▶ PROBLEM
Your response should contain each line of the data that includes "icon".

▶ MATERIAL PROVIDED
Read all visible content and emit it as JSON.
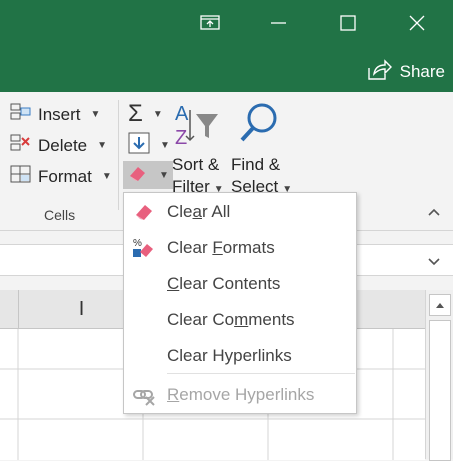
{
  "window": {
    "share_label": "Share"
  },
  "ribbon": {
    "insert_label": "Insert",
    "delete_label": "Delete",
    "format_label": "Format",
    "group_label": "Cells",
    "sort_filter_line1": "Sort &",
    "sort_filter_line2": "Filter",
    "find_select_line1": "Find &",
    "find_select_line2": "Select"
  },
  "sheet": {
    "column_letter": "I"
  },
  "clear_menu": {
    "items": [
      {
        "pre": "Cle",
        "key": "a",
        "post": "r All",
        "enabled": true,
        "icon": "eraser-icon"
      },
      {
        "pre": "Clear ",
        "key": "F",
        "post": "ormats",
        "enabled": true,
        "icon": "clear-formats-icon"
      },
      {
        "pre": "",
        "key": "C",
        "post": "lear Contents",
        "enabled": true,
        "icon": ""
      },
      {
        "pre": "Clear Co",
        "key": "m",
        "post": "ments",
        "enabled": true,
        "icon": ""
      },
      {
        "pre": "Clear Hyperlinks",
        "key": "",
        "post": "",
        "enabled": true,
        "icon": ""
      },
      {
        "pre": "",
        "key": "R",
        "post": "emove Hyperlinks",
        "enabled": false,
        "icon": "remove-hyperlink-icon"
      }
    ]
  },
  "colors": {
    "title_bar": "#217346",
    "eraser": "#e8607e",
    "menu_border": "#c6c6c6"
  }
}
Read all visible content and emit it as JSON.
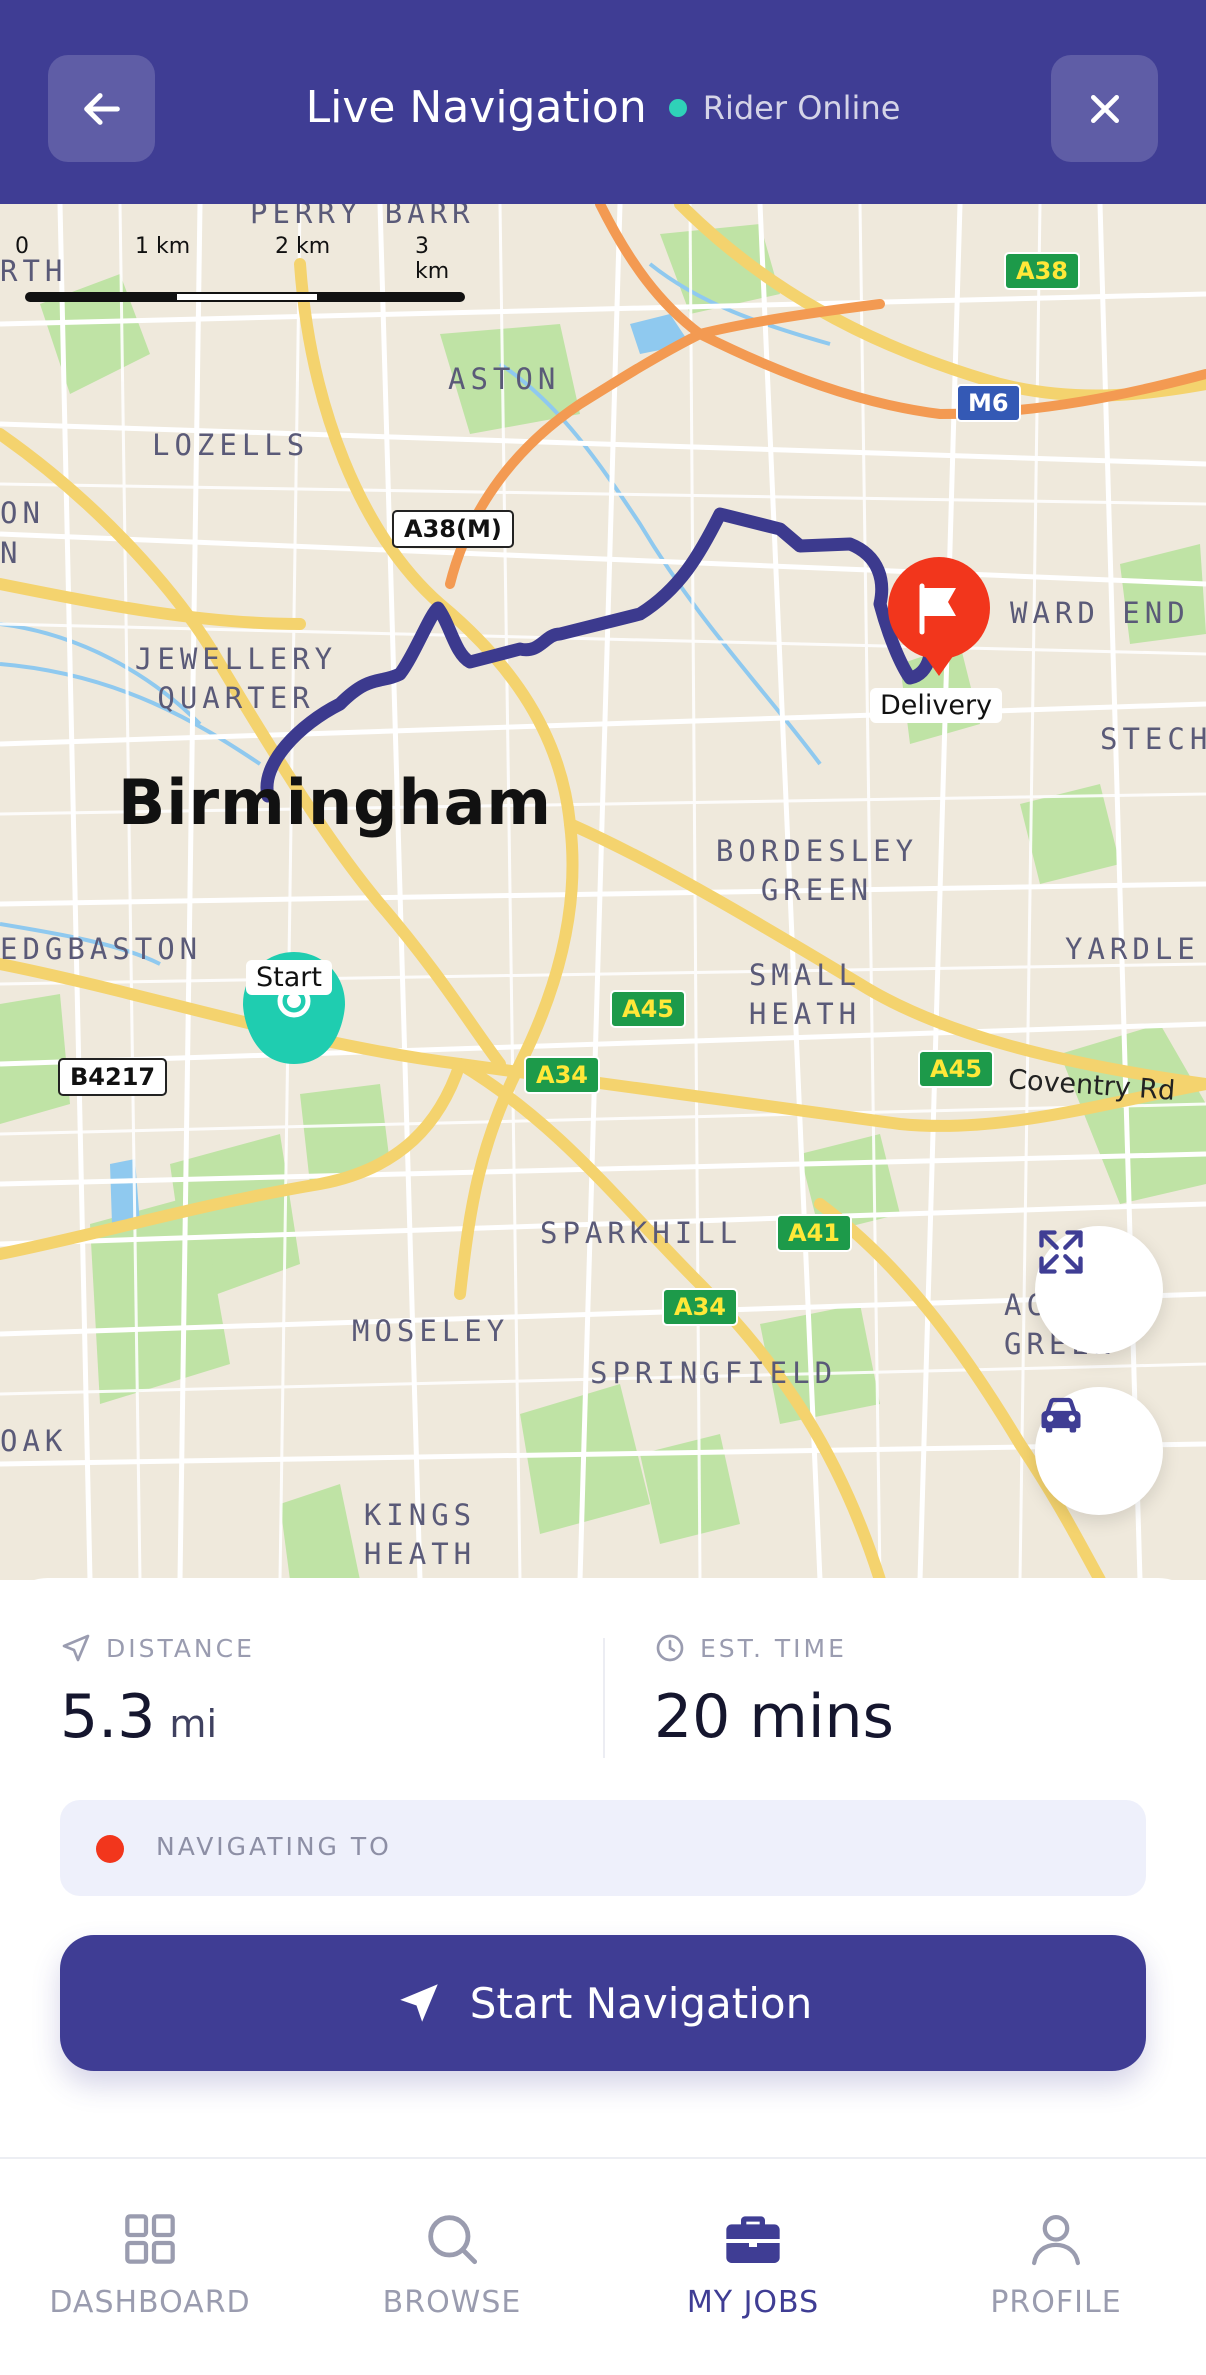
{
  "header": {
    "title": "Live Navigation",
    "status": "Rider Online",
    "back_icon": "arrow-left-icon",
    "close_icon": "close-icon"
  },
  "map": {
    "scale": {
      "labels": [
        "0",
        "1 km",
        "2 km",
        "3 km"
      ]
    },
    "city": "Birmingham",
    "areas": [
      "PERRY BARR",
      "ASTON",
      "LOZELLS",
      "JEWELLERY QUARTER",
      "BORDESLEY GREEN",
      "SMALL HEATH",
      "EDGBASTON",
      "SPARKHILL",
      "MOSELEY",
      "SPRINGFIELD",
      "KINGS HEATH",
      "WARD END",
      "STECH",
      "YARDLE",
      "ACOCKS GREEN",
      "OAK",
      "ON",
      "N",
      "RTH"
    ],
    "roads": [
      "A38",
      "M6",
      "A38(M)",
      "A45",
      "A34",
      "A45",
      "A41",
      "A34",
      "B4217"
    ],
    "road_name": "Coventry Rd",
    "start_label": "Start",
    "end_label": "Delivery",
    "route_color": "#3c3a8e",
    "start_color": "#1fcdb0",
    "end_color": "#f2361c"
  },
  "stats": {
    "distance_label": "DISTANCE",
    "distance_value": "5.3",
    "distance_unit": "mi",
    "time_label": "EST. TIME",
    "time_value": "20 mins"
  },
  "destination": {
    "label": "NAVIGATING TO"
  },
  "cta": {
    "label": "Start Navigation"
  },
  "nav": {
    "items": [
      {
        "label": "DASHBOARD",
        "icon": "grid-icon"
      },
      {
        "label": "BROWSE",
        "icon": "search-icon"
      },
      {
        "label": "MY JOBS",
        "icon": "briefcase-icon"
      },
      {
        "label": "PROFILE",
        "icon": "user-icon"
      }
    ],
    "active": "MY JOBS"
  },
  "colors": {
    "primary": "#3f3d94",
    "online": "#2fd1b8",
    "accent_red": "#f2361c"
  }
}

▶ TASK SOLUTION
        "icon": "eraser-icon"
        "icon": "clear-formats-icon"
        "icon": ""
        "icon": ""
        "icon": ""
        "icon": "remove-hyperlink-icon"
    "back_icon": "arrow-left-icon",
    "close_icon": "close-icon"
        "icon": "grid-icon"
        "icon": "search-icon"
        "icon": "briefcase-icon"
        "icon": "user-icon"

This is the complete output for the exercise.